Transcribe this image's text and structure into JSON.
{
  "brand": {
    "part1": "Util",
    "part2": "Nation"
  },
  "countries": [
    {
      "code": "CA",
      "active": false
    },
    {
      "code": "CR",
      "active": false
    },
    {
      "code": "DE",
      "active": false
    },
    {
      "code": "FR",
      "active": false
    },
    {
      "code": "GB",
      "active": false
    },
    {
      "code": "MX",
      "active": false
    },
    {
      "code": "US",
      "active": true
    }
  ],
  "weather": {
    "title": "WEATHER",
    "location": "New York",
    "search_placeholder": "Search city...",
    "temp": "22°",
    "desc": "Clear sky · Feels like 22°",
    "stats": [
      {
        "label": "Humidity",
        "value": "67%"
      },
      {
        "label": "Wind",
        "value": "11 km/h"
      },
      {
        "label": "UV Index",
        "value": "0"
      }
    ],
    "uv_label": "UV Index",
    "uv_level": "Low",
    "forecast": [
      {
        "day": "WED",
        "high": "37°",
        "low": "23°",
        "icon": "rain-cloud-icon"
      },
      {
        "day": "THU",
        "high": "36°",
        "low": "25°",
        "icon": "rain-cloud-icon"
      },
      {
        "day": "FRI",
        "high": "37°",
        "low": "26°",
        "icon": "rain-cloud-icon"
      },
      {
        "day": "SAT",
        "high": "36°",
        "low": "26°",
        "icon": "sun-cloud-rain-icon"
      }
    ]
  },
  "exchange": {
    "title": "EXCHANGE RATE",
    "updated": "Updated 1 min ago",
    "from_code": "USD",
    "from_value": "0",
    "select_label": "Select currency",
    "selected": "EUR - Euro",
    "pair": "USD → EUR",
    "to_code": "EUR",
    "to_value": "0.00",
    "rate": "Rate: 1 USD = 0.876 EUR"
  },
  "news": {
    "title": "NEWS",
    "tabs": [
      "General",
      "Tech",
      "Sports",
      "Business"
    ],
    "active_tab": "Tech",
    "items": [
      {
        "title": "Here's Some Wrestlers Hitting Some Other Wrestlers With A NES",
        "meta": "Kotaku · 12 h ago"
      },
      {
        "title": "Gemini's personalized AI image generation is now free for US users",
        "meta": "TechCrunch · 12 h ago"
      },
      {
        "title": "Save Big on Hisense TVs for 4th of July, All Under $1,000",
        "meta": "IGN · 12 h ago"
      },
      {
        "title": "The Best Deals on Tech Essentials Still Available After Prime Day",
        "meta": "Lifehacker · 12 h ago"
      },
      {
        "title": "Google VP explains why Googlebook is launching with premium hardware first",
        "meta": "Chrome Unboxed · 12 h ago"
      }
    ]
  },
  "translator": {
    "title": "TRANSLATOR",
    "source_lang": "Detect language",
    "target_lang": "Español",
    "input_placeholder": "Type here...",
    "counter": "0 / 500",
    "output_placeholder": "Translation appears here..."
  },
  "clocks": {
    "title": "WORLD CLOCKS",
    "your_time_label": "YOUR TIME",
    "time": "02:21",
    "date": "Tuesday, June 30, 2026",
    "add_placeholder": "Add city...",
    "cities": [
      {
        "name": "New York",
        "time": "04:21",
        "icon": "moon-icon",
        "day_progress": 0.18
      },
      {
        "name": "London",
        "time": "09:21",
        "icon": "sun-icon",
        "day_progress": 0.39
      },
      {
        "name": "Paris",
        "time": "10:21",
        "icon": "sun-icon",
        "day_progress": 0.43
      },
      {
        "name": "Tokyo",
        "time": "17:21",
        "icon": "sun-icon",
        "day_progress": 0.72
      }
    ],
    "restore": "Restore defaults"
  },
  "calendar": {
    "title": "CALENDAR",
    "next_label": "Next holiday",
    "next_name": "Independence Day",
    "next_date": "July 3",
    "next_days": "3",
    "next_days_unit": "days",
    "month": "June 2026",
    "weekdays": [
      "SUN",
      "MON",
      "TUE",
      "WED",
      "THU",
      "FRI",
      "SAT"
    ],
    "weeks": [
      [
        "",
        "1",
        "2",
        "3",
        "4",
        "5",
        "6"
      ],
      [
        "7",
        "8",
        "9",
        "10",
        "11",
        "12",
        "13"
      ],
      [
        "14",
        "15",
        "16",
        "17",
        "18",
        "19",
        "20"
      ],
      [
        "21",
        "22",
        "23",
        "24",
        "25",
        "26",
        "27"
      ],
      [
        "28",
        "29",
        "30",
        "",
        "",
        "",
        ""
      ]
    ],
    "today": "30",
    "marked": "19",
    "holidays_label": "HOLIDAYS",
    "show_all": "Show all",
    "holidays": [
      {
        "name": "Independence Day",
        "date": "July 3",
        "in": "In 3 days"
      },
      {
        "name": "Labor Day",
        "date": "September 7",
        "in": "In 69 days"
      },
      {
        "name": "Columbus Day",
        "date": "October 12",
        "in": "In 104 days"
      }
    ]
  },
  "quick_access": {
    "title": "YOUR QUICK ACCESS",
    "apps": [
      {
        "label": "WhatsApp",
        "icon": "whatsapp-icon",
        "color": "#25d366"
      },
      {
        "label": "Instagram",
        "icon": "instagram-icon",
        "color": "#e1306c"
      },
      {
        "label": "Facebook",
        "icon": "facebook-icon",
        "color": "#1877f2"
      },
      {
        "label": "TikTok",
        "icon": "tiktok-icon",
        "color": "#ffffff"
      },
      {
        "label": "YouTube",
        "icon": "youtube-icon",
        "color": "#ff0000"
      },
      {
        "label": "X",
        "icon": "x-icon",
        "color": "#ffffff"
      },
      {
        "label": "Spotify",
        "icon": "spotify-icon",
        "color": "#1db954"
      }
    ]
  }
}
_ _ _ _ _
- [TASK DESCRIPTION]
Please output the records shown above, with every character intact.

- [TASK ANSWER]
Transcribe this image's text and structure into JSON.
{
  "brand": {
    "part1": "Util",
    "part2": "Nation"
  },
  "countries": [
    {
      "code": "CA",
      "active": false
    },
    {
      "code": "CR",
      "active": false
    },
    {
      "code": "DE",
      "active": false
    },
    {
      "code": "FR",
      "active": false
    },
    {
      "code": "GB",
      "active": false
    },
    {
      "code": "MX",
      "active": false
    },
    {
      "code": "US",
      "active": true
    }
  ],
  "weather": {
    "title": "WEATHER",
    "location": "New York",
    "search_placeholder": "Search city...",
    "temp": "22°",
    "desc": "Clear sky · Feels like 22°",
    "stats": [
      {
        "label": "Humidity",
        "value": "67%"
      },
      {
        "label": "Wind",
        "value": "11 km/h"
      },
      {
        "label": "UV Index",
        "value": "0"
      }
    ],
    "uv_label": "UV Index",
    "uv_level": "Low",
    "forecast": [
      {
        "day": "WED",
        "high": "37°",
        "low": "23°",
        "icon": "rain-cloud-icon"
      },
      {
        "day": "THU",
        "high": "36°",
        "low": "25°",
        "icon": "rain-cloud-icon"
      },
      {
        "day": "FRI",
        "high": "37°",
        "low": "26°",
        "icon": "rain-cloud-icon"
      },
      {
        "day": "SAT",
        "high": "36°",
        "low": "26°",
        "icon": "sun-cloud-rain-icon"
      }
    ]
  },
  "exchange": {
    "title": "EXCHANGE RATE",
    "updated": "Updated 1 min ago",
    "from_code": "USD",
    "from_value": "0",
    "select_label": "Select currency",
    "selected": "EUR - Euro",
    "pair": "USD → EUR",
    "to_code": "EUR",
    "to_value": "0.00",
    "rate": "Rate: 1 USD = 0.876 EUR"
  },
  "news": {
    "title": "NEWS",
    "tabs": [
      "General",
      "Tech",
      "Sports",
      "Business"
    ],
    "active_tab": "Tech",
    "items": [
      {
        "title": "Here's Some Wrestlers Hitting Some Other Wrestlers With A NES",
        "meta": "Kotaku · 12 h ago"
      },
      {
        "title": "Gemini's personalized AI image generation is now free for US users",
        "meta": "TechCrunch · 12 h ago"
      },
      {
        "title": "Save Big on Hisense TVs for 4th of July, All Under $1,000",
        "meta": "IGN · 12 h ago"
      },
      {
        "title": "The Best Deals on Tech Essentials Still Available After Prime Day",
        "meta": "Lifehacker · 12 h ago"
      },
      {
        "title": "Google VP explains why Googlebook is launching with premium hardware first",
        "meta": "Chrome Unboxed · 12 h ago"
      }
    ]
  },
  "translator": {
    "title": "TRANSLATOR",
    "source_lang": "Detect language",
    "target_lang": "Español",
    "input_placeholder": "Type here...",
    "counter": "0 / 500",
    "output_placeholder": "Translation appears here..."
  },
  "clocks": {
    "title": "WORLD CLOCKS",
    "your_time_label": "YOUR TIME",
    "time": "02:21",
    "date": "Tuesday, June 30, 2026",
    "add_placeholder": "Add city...",
    "cities": [
      {
        "name": "New York",
        "time": "04:21",
        "icon": "moon-icon",
        "day_progress": 0.18
      },
      {
        "name": "London",
        "time": "09:21",
        "icon": "sun-icon",
        "day_progress": 0.39
      },
      {
        "name": "Paris",
        "time": "10:21",
        "icon": "sun-icon",
        "day_progress": 0.43
      },
      {
        "name": "Tokyo",
        "time": "17:21",
        "icon": "sun-icon",
        "day_progress": 0.72
      }
    ],
    "restore": "Restore defaults"
  },
  "calendar": {
    "title": "CALENDAR",
    "next_label": "Next holiday",
    "next_name": "Independence Day",
    "next_date": "July 3",
    "next_days": "3",
    "next_days_unit": "days",
    "month": "June 2026",
    "weekdays": [
      "SUN",
      "MON",
      "TUE",
      "WED",
      "THU",
      "FRI",
      "SAT"
    ],
    "weeks": [
      [
        "",
        "1",
        "2",
        "3",
        "4",
        "5",
        "6"
      ],
      [
        "7",
        "8",
        "9",
        "10",
        "11",
        "12",
        "13"
      ],
      [
        "14",
        "15",
        "16",
        "17",
        "18",
        "19",
        "20"
      ],
      [
        "21",
        "22",
        "23",
        "24",
        "25",
        "26",
        "27"
      ],
      [
        "28",
        "29",
        "30",
        "",
        "",
        "",
        ""
      ]
    ],
    "today": "30",
    "marked": "19",
    "holidays_label": "HOLIDAYS",
    "show_all": "Show all",
    "holidays": [
      {
        "name": "Independence Day",
        "date": "July 3",
        "in": "In 3 days"
      },
      {
        "name": "Labor Day",
        "date": "September 7",
        "in": "In 69 days"
      },
      {
        "name": "Columbus Day",
        "date": "October 12",
        "in": "In 104 days"
      }
    ]
  },
  "quick_access": {
    "title": "YOUR QUICK ACCESS",
    "apps": [
      {
        "label": "WhatsApp",
        "icon": "whatsapp-icon",
        "color": "#25d366"
      },
      {
        "label": "Instagram",
        "icon": "instagram-icon",
        "color": "#e1306c"
      },
      {
        "label": "Facebook",
        "icon": "facebook-icon",
        "color": "#1877f2"
      },
      {
        "label": "TikTok",
        "icon": "tiktok-icon",
        "color": "#ffffff"
      },
      {
        "label": "YouTube",
        "icon": "youtube-icon",
        "color": "#ff0000"
      },
      {
        "label": "X",
        "icon": "x-icon",
        "color": "#ffffff"
      },
      {
        "label": "Spotify",
        "icon": "spotify-icon",
        "color": "#1db954"
      }
    ]
  }
}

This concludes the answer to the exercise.